Statistically, there is some pretty obvious helium going on. Lawrie is striking out more than ever (27.4%), and has a .383 BABIP despite not being much more than an average runner with an addiction to hustle. Combined with the fact that his power surge is coming from putting more balls in the air, and he’s probably going to revert to a lower average guy who needs his power to be real (18-24 or more home runs) to maintain above-average production…provided he ever does actually cool off.
3. Todd Frazier had a pretty good month considering he started on a massive slump. His seven home runs in April ties last year’s career-high, and despite the on-base troubles, .220 batting average, .295 on-base, his power–which is “plays in any ballpark” real–is pulling him up to a .284 TAv, which is exactly at his career-average.
Along with his plus defense, the early returns on the Frazier and Lawrie trades are nothing short of outstanding, with every doubter (wink) that they could land meaningful upgrades on the trade market while holding back their prospects being made to look foolish. At least early on, there’s no corresponding trend of the players they were traded for massively outperforming them on the major league level, either.*
*Scientists refer to this as the Bassitt-Samardzija Phenomenon.
4. After Mat Latos‘ scintillating first four starts to open 2016, chief among concerns that his success was not sustainable was that he was dead-last in baseball in terms of the swing-and-miss rate on his fastball.
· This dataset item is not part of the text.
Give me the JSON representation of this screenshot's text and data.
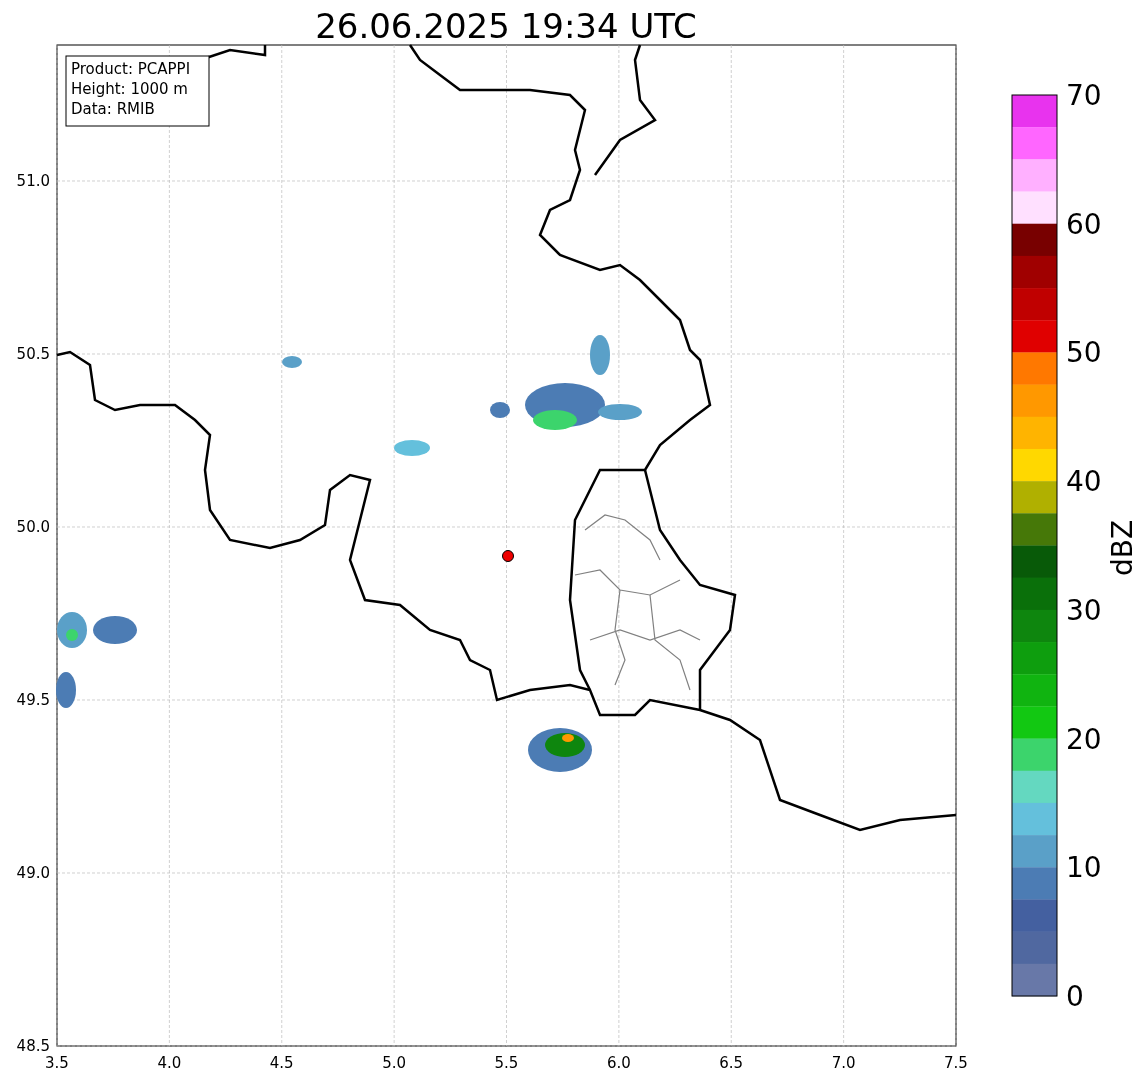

In fact, his fastball whiff rate was zero percent, as there was not a single instance where someone took a swing and missed on a Mat Latos fastball in his first four starts.
After he got tuned up for 11 hits and two home runs in Baltimore Saturday night, Latos’ whiff/swing rate on his fastball remains nil, the worst of 106 pitchers who have thrown four-seam fastballs 100 times or more this year. Even John Danks is getting whiffs on his worn-down heater around seven-percent of the time, which is merely third-worst of this qualified group.
Fastball whiffs are not everything. Obviously pitchers are on a sliding scale for how much they rely on getting swings-and-misses on Ole. No. 1. Some use it for weak contact, and some have breaking stuff so overpowering that their heater is much more of a strike-grabber. Oakland ace Sonny Gray is down near Danks in the Bottom-10 of the league and has actually increased his strikeout rate early on this year. But no one other than Latos is getting nothing or is completely unable to miss a bat with his fastball. That’s simply an unprecedented level of contact to deal with and Latos has yet to prove he has the chops and approach for it.
It’s hardly panic time, since it’s been five starts, and in four of them, Latos has dealt with the issue just fine, and he’s still adjusting to throwing at a reduced velocity and processing how it will affect what he can do to generate outs. But a big item to watch going forward is how Latos deals with this particular weakness.
5. In minor league news, Scott Merkin reports that Miguel Gonzalez is fine after taking a line drive off the face on Sunday–he better be! Tim Anderson has walked three times in the last two days after not drawing any walks in all of April. Future Sox has a good guide for how to track Anderson’s progress without freaking out.
Lead Image Credit: Kamil Krzaczynski // USA Today Sports Images